◆ EXERCISE MATERIAL ◆

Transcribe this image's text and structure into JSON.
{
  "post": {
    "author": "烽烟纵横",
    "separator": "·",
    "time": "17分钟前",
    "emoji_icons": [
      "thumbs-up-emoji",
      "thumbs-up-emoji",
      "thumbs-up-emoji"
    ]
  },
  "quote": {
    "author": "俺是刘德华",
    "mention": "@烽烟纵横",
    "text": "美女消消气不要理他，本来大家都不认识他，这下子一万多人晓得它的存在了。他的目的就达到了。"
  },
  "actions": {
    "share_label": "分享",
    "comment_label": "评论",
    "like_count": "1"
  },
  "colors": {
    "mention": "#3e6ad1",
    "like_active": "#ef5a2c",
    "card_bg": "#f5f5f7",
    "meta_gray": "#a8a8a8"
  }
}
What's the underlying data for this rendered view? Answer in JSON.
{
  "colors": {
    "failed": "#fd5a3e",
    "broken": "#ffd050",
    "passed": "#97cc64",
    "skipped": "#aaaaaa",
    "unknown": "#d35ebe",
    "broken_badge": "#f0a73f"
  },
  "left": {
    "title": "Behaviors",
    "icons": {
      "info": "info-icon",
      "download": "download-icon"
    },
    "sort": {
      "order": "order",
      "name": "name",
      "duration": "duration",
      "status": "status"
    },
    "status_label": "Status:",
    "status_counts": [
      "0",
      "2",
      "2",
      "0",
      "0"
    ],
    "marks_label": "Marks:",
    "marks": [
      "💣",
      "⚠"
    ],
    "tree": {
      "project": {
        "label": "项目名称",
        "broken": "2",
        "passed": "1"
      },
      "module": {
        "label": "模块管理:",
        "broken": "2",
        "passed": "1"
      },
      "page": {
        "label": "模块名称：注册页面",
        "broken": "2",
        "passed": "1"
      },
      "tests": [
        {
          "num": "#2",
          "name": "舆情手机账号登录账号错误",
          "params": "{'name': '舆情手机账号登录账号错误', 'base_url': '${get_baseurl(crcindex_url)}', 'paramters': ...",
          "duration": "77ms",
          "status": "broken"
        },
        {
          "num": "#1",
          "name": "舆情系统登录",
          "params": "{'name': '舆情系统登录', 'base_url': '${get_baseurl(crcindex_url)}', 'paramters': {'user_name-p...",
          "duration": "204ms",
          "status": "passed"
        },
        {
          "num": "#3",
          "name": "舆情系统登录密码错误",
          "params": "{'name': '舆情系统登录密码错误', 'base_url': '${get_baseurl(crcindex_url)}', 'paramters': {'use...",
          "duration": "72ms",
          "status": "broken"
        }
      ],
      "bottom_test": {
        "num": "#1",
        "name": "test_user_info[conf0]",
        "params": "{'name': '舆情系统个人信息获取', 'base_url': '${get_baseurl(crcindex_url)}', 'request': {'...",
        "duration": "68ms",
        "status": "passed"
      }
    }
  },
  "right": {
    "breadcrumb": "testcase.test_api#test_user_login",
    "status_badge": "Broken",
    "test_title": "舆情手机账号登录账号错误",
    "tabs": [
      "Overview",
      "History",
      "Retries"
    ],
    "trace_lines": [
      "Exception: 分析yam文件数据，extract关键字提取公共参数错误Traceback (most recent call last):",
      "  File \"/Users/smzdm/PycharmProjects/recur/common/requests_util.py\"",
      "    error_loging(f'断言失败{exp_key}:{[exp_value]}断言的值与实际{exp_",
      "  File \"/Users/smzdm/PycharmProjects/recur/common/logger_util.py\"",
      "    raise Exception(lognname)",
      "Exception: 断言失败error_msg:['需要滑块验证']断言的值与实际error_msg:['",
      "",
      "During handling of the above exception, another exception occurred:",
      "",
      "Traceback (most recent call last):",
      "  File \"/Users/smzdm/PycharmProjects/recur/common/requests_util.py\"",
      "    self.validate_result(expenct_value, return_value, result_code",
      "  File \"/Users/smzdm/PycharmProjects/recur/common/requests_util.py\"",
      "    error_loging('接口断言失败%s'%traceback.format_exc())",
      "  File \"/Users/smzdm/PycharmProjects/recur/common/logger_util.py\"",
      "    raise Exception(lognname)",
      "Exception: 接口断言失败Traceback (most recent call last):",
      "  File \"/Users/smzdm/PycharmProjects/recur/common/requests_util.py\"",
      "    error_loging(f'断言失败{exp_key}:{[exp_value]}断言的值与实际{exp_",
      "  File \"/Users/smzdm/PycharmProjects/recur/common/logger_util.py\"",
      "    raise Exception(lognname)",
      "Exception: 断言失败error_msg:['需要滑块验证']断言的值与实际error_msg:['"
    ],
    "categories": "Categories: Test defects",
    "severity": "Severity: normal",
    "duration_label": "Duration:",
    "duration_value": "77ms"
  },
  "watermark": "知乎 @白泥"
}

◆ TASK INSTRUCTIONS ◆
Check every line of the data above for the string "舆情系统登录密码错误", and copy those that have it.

◆ ANSWER SECTION ◆
          "name": "舆情系统登录密码错误",
          "params": "{'name': '舆情系统登录密码错误', 'base_url': '${get_baseurl(crcindex_url)}', 'paramters': {'use...",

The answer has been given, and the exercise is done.